How to Deal With a Kid Who is Addicted to Screens

Dear Kid Whisperer,

My seven-year-old son loves his iPad so much that he has started to ignore the rest of the world. He doesn’t care about anything else. We recognized this as a problem, but my husband and I have had a very hard time taking the iPad away. My son goes into hysterics when we do, and he will scream and yell until he gets it back. We went to family therapy about this. We tried talking to him about how using the iPad so much is bad for him and how he should play outside, or go to a friend’s house, etc. This does not help. What should we do?    -Tana, Des Moines, Iowa

Tana,

I am so sorry that you have had to struggle through this, and I am sorry to have to tell you the following:

Your kid is a drug addict.

I don’t mean this in some cute or hyperbolic way. I mean that, like millions of children in the US, and tens of millions of kids around the world, your kid is physically addicted to the dopamine response he gets when he is in front of screens.

When you see your kid as an addict, you can begin to see why the things you tried (counseling and reasoning with him) are bound to fail: words and lectures can’t compete with the giant blast of dopamine he receives from his screens. Imagine the effectiveness of someone outlining all of the negative outcomes of using crack to a crack addict. That wouldn’t work either.

Instead of adding, subtract. I suggest using this equation:

His Screens – His Screens = No Screens.

If you are an average Mom of the 21st century, you may think, “What? No screens? That’s crazy! What will he do all day?”

If you have this reaction, my responses are these:

What part of “your son is a drug addict” did you not understand? If your kid was a crack addict, (crack cocaine use also raises dopamine levels in a similar way to screens), you wouldn’t suggest that your kid do a little bit of crack every day.

As for what he will do all day, my answer is that he will spend his time doing what 100% of kids have done all day every day for all of human history until the invention of Pong in 1972.

Of course, addicts don’t like it when their drugs are taken away. Here’s how to deal with the inevitable resistance of removing a drug from an addict. I call this method “Nope Therapy.”

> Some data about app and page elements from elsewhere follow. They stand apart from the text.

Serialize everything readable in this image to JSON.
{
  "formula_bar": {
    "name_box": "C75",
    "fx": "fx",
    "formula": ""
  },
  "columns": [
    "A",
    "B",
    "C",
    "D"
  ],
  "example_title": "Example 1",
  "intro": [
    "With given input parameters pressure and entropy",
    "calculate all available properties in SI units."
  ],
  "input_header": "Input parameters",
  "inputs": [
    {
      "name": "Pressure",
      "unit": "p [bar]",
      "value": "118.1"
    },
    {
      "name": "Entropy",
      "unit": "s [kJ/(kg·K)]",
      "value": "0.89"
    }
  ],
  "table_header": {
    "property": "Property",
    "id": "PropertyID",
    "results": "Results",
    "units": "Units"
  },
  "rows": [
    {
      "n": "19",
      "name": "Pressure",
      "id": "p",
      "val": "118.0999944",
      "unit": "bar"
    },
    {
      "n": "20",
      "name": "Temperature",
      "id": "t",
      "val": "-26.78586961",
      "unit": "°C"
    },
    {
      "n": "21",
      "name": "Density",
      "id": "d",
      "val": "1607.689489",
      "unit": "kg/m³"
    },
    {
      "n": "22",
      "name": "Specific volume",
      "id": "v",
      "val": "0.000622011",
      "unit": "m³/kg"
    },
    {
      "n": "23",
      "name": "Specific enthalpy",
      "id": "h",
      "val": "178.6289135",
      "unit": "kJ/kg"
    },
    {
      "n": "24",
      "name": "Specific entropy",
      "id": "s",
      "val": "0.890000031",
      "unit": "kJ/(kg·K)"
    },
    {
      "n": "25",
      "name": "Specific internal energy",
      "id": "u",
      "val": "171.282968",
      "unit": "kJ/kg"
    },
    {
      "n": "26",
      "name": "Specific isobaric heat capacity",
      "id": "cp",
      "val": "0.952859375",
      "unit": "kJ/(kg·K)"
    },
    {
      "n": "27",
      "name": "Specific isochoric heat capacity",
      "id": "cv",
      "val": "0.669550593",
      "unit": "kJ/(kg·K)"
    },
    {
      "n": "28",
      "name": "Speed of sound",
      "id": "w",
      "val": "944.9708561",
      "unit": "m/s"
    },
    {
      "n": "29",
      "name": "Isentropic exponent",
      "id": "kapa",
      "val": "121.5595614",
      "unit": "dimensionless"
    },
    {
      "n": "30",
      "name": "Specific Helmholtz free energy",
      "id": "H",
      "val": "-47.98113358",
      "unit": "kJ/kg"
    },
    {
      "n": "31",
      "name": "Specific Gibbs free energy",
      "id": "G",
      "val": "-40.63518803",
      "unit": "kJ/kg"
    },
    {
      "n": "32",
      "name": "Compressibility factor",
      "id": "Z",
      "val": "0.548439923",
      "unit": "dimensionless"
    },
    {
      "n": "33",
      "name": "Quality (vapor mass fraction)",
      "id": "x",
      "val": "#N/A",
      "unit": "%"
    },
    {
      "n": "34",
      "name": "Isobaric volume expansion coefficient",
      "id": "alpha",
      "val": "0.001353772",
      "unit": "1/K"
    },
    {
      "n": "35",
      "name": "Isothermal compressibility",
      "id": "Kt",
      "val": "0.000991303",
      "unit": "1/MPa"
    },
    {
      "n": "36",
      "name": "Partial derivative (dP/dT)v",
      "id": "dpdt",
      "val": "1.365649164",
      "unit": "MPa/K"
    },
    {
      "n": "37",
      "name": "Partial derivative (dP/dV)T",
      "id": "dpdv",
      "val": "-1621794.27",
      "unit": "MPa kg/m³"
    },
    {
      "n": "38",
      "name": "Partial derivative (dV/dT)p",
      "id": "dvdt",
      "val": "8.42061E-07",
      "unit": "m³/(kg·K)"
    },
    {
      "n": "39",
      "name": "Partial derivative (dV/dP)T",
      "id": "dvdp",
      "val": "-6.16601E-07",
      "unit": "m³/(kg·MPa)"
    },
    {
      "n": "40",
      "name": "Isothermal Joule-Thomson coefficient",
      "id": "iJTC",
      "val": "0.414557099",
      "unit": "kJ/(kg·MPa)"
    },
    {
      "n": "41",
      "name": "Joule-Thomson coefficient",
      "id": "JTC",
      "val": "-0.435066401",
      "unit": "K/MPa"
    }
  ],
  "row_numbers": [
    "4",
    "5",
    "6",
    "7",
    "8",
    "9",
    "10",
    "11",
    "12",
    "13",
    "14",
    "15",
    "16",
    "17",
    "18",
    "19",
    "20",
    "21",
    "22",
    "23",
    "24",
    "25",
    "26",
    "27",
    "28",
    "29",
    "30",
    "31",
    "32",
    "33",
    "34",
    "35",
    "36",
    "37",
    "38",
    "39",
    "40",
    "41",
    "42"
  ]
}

Kid: I can’t believe you took my smartphone and my tablet away. No other parent on the planet would do this!

Kid Whisperer: I hear ya.

Kid: I WANT MY STUFF BACK RIGHT NOW!

Kid Whisperer: Nope.

Kid: I WILL SUE YOU! I WILL SUE ALL OF YOU!!

Kid Whisperer: Nope.

Kid: THAT DOESN’T EVEN MAKE SENSE!

Kid Whisperer: Nope.

Kid: I’M GOING TO RUN AWAY FROM HOME UNLESS YOU GIVE ME BACK MY SCREENS!

Kid Whisperer: Nope.

“Nope Therapy” not only tells your kid “No,” but the last two letters also say, “…and this is your problem.”
Make sure your kid has a nice, safe place for a tantrum, as he is sure to have one: he will be going into withdrawal. You may want to taper down to zero screen time over time to lessen the tantrums.

Of course, allow for screen time for homework if necessary, but use all technical and practical means of monitoring to make sure he only uses the computer appropriately.

You may, for some reason, feel that perhaps a bit of screen time is OK. If so, fine: just closely monitor and use the above script if he argues when you shut it down. If you do allow for some screen time, I would just ask, “What good is that time doing?”